*** Task material
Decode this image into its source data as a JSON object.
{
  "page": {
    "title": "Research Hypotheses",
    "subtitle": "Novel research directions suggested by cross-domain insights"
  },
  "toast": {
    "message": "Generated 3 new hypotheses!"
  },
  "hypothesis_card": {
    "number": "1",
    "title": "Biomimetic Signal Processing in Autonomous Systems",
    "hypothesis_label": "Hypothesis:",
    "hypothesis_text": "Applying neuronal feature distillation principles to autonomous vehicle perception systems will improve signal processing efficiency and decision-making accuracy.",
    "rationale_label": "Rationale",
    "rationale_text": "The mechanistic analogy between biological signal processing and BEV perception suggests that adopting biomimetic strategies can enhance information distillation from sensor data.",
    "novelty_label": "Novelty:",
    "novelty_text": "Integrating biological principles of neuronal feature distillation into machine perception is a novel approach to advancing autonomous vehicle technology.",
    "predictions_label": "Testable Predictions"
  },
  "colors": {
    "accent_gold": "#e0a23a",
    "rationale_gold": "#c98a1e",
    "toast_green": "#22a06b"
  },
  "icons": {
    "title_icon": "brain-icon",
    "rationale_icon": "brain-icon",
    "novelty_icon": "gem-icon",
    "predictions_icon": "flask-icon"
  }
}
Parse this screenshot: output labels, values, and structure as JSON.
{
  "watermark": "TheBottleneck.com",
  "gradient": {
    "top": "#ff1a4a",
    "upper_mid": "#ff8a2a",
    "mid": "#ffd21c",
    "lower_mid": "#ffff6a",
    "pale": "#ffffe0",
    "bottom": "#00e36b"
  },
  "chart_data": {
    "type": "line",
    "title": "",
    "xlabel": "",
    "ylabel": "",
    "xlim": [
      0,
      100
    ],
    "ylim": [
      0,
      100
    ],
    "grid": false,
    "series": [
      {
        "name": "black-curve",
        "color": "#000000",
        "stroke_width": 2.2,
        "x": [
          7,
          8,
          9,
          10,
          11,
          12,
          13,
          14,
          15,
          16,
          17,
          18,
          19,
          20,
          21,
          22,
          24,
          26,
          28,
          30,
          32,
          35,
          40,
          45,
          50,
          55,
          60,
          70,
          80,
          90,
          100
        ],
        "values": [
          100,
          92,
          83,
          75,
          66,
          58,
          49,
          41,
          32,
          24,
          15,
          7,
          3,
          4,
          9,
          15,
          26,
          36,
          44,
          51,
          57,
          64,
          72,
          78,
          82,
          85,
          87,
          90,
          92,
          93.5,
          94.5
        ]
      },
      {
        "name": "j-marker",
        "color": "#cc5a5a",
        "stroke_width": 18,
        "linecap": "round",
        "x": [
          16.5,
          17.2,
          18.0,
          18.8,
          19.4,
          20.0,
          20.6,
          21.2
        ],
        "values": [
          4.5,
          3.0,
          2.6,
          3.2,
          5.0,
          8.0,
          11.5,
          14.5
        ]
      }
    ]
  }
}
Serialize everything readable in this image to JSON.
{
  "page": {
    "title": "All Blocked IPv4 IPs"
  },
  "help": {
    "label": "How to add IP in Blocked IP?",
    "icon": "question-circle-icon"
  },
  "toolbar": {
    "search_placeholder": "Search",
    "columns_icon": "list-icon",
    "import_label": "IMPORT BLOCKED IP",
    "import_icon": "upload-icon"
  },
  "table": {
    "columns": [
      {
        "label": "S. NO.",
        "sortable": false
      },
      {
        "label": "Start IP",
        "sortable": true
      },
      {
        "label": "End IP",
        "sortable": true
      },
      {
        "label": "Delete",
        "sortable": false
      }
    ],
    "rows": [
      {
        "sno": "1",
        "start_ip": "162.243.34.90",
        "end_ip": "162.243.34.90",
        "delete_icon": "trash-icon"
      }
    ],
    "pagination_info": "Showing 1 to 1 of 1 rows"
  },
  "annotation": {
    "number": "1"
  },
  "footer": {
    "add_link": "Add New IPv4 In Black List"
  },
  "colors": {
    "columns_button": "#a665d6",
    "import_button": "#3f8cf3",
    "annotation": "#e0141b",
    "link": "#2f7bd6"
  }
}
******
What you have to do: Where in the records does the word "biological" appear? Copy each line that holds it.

Output of the exercise:
    "rationale_text": "The mechanistic analogy between biological signal processing and BEV perception suggests that adopting biomimetic strategies can enhance information distillation from sensor data.",
    "novelty_text": "Integrating biological principles of neuronal feature distillation into machine perception is a novel approach to advancing autonomous vehicle technology.",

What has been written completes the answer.